Thomas G. Kuhn, Division Vice President, RCA VideoDiscs, said, "Seeing the video disc player in operation is the strongest selling tool of all. People are amazed at the quality of the picture and sound produced by the RCA discs."
He noted that in the latest survey of 1,200 player owners, the respondents had accumulated an average of approximately 30 discs in the first full year of ownership, which corroborates the findings of earlier surveys. Those with their players four months or less already owned an average of 13 discs.
Mr. Kuhn said the survey showed that nearly half the sample buys new discs at least every four weeks, which accounts for the growing optimism among video disc dealers. "The video disc generates repeat business for dealers who stock and display a wide variety of titles," he added.
He said cable television and video cassette recorders do not deter consumers from buying video discs. According to the survey, 20 percent of the respondents had pay cable (compared with 18 percent of the general population) and 17 percent had VCR's (vs. 5 percent of the general population). The survey also showed that 56 percent of the households had children, which is the highest since these surveys began.
"The video disc is playing an increasingly important role in home entertainment, because it is an inexpensive, reliable, easy-to-operate system. With approximately 400 diverse titles available by year-end, consumers will be able to tailor programming to their own tastes and interests," Mr. Kuhn added.
Mr. Kuhn said the survey also showed that video disc player owners are motivated by low prices, ease of operation, and program selection and availability. "As a result of holding a competitive edge in all three areas," Mr. Kuhn added, "the RCA-developed CED video disc system has dominated the disc business since its introduction in March 1981."

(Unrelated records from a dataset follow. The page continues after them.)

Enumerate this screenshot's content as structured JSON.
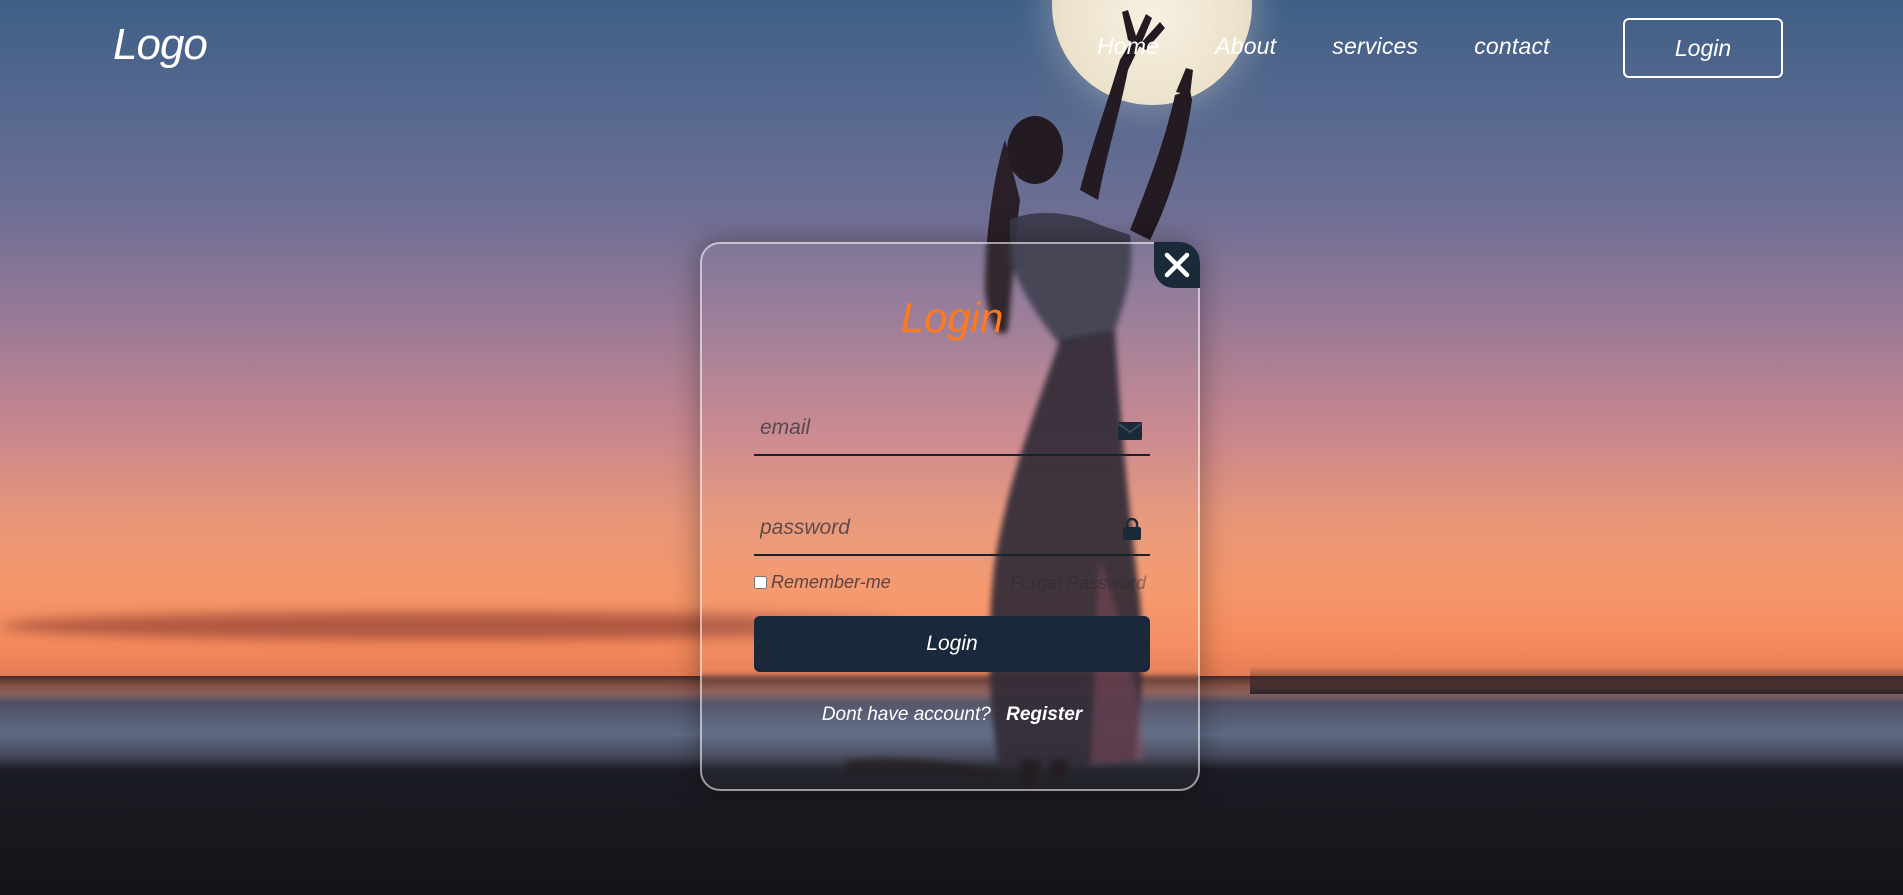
{
  "header": {
    "logo": "Logo",
    "nav": [
      "Home",
      "About",
      "services",
      "contact"
    ],
    "login_button": "Login"
  },
  "modal": {
    "title": "Login",
    "close_icon": "close-icon",
    "email": {
      "placeholder": "email",
      "value": "",
      "icon": "mail-icon"
    },
    "password": {
      "placeholder": "password",
      "value": "",
      "icon": "lock-icon"
    },
    "remember_label": "Remember-me",
    "remember_checked": false,
    "forgot_label": "Forget Password",
    "submit_label": "Login",
    "register_prompt": "Dont have account?",
    "register_link": "Register"
  },
  "colors": {
    "accent": "#ff7a1f",
    "button": "#19283a",
    "text": "#ffffff"
  }
}
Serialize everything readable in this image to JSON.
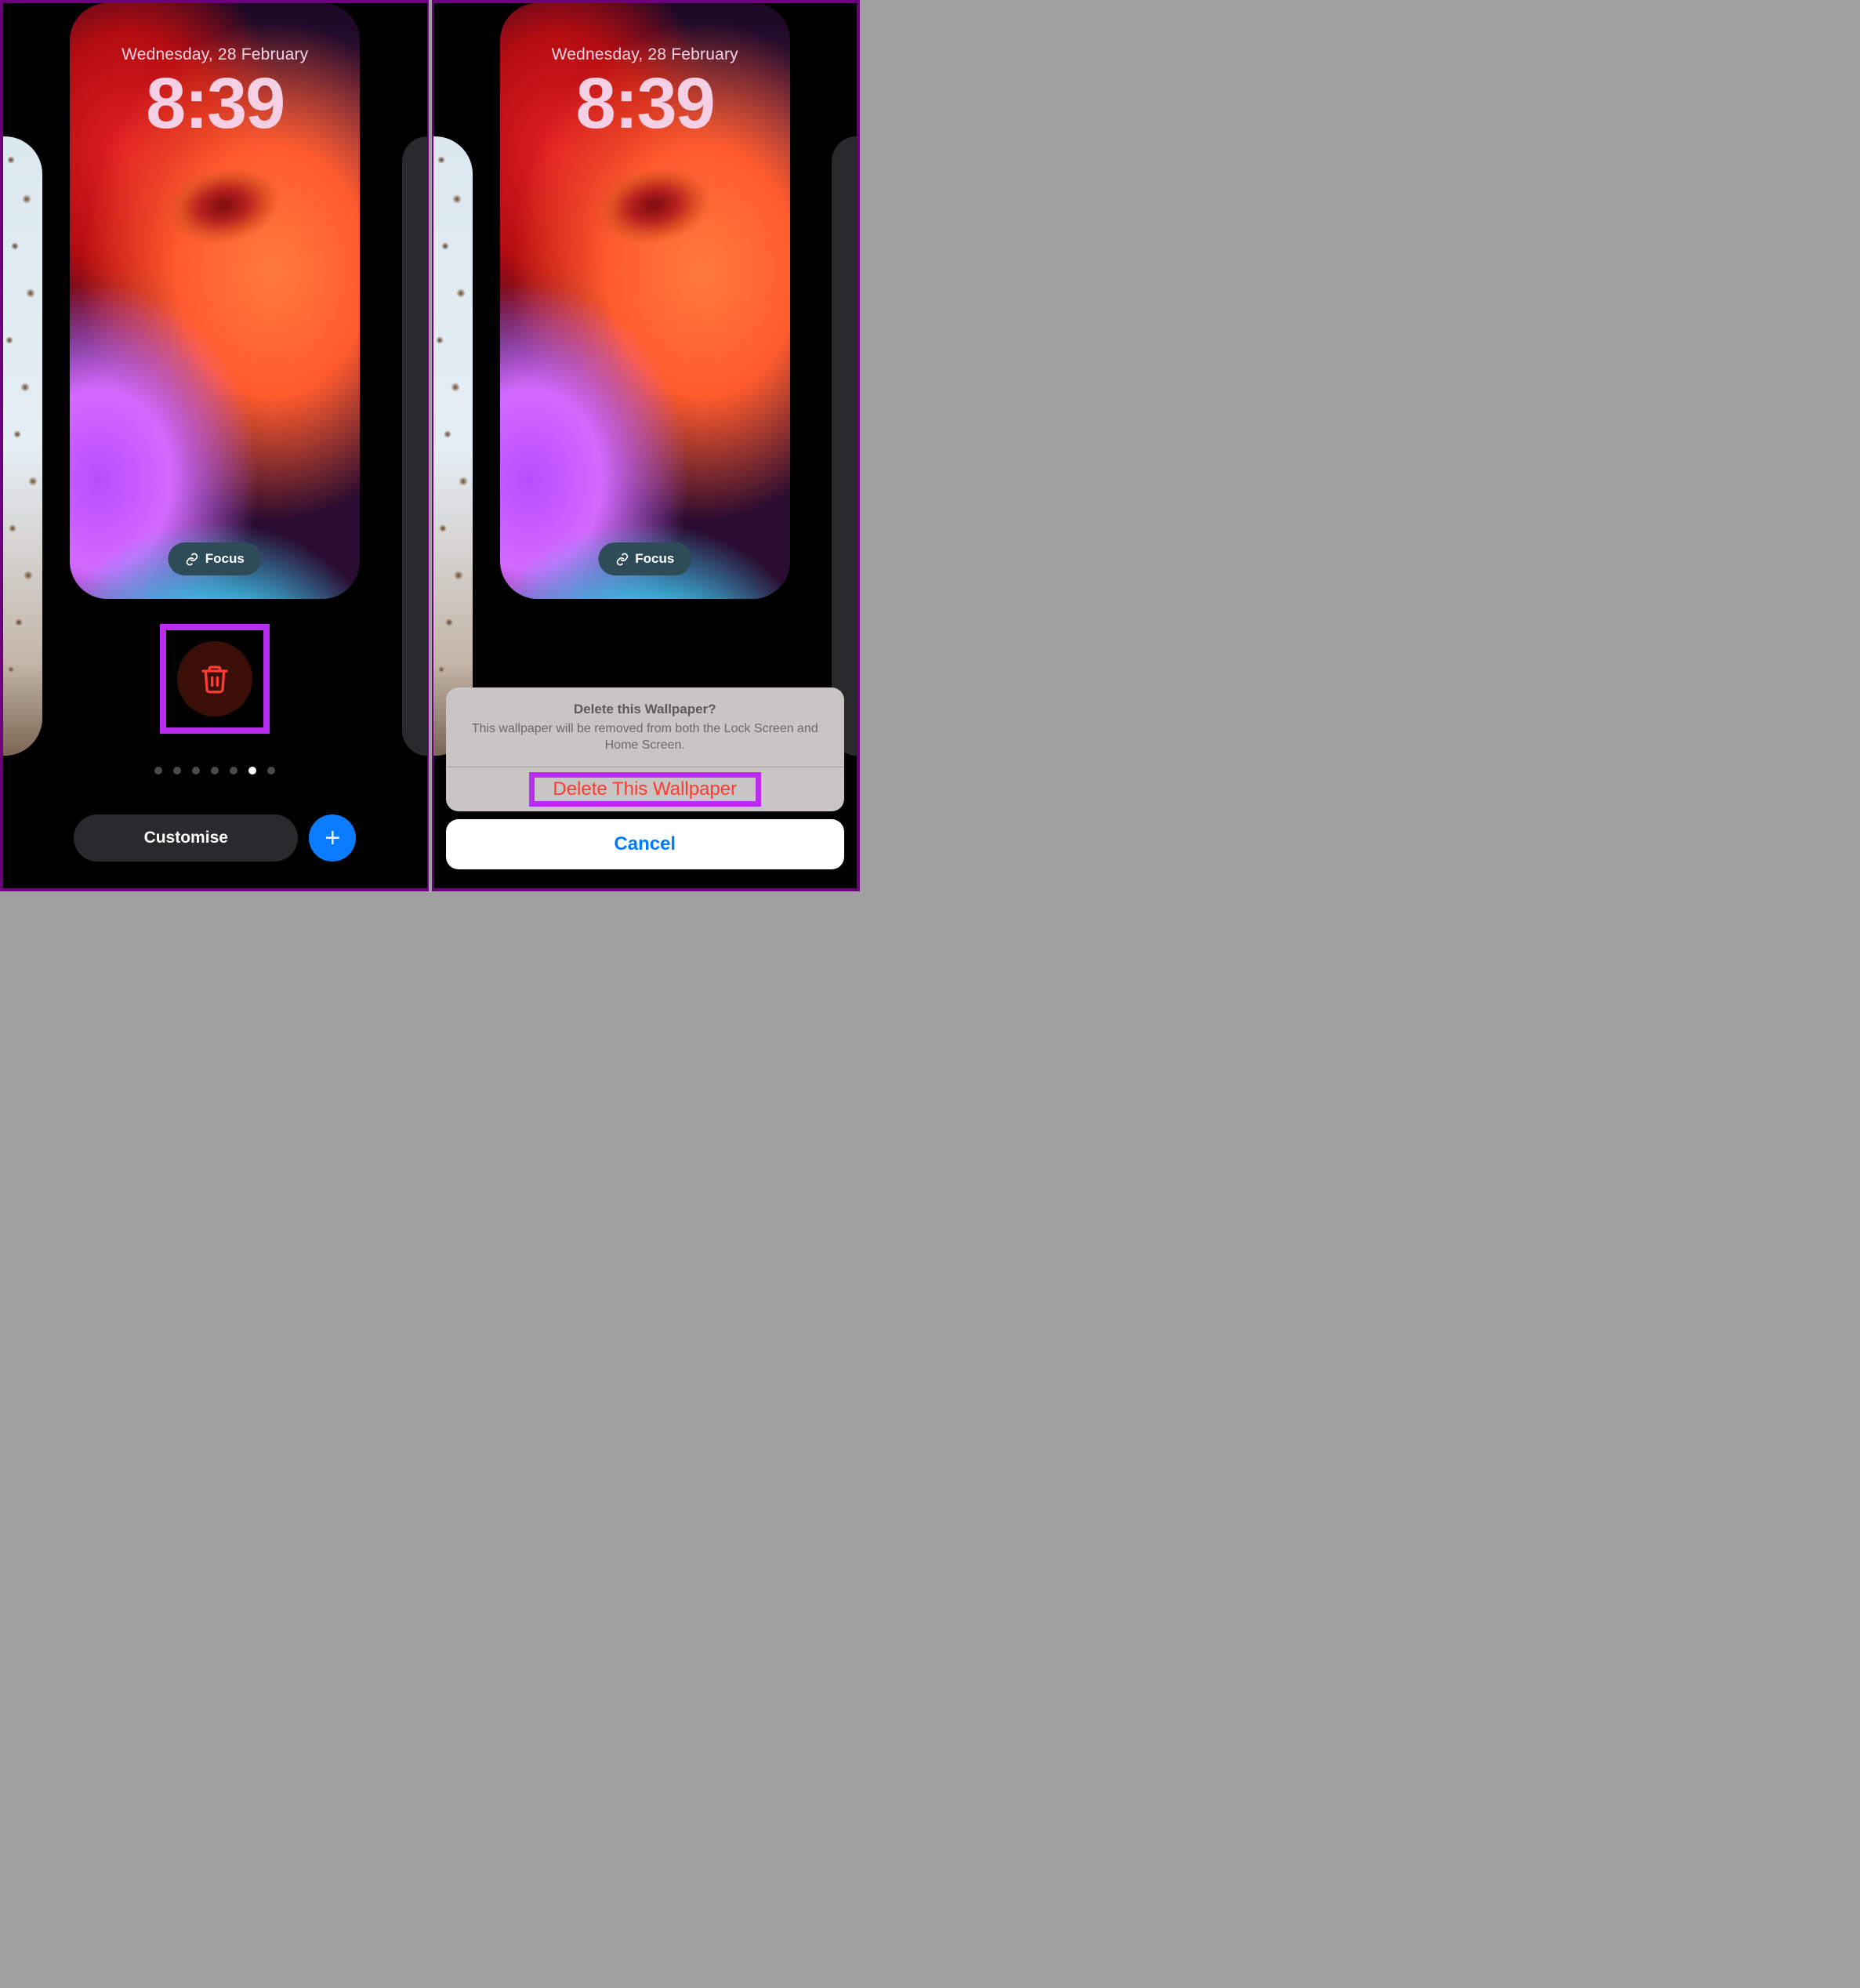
{
  "lockscreen": {
    "date": "Wednesday, 28 February",
    "time": "8:39",
    "focus_label": "Focus"
  },
  "controls": {
    "customise_label": "Customise",
    "page_dots_total": 7,
    "page_dot_active_index": 5
  },
  "action_sheet": {
    "title": "Delete this Wallpaper?",
    "message": "This wallpaper will be removed from both the Lock Screen and Home Screen.",
    "delete_label": "Delete This Wallpaper",
    "cancel_label": "Cancel"
  },
  "colors": {
    "highlight": "#b92df0",
    "destructive": "#ff3b30",
    "primary_blue": "#007aff",
    "add_blue": "#0a7cff"
  }
}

The top albums owned according to the latest survey are: "Airplane!", "The Muppet Movie", "The Black Stallion", "Goldfinger", "M*A*S*H", "Star Trek -- The Motion Picture", "20,000 Leagues Under The Sea", "Heaven Can Wait" and "Fiddler On The Roof."
"On Golden Pond", which became available on video disc in May 1982, was the best-selling title in the April-July period covered by the survey. It was followed by "Diamonds Are Forever" and "Close Encounters of The Third Kind: The Special Edition."
In the non-feature film category, "Star Trek -- The Menagerie" has been the best seller since the system was launched 17 months ago, and "Star Trek III -- The Trouble With Tribbles/The Tholian Web" was the volume leader in the April-July period.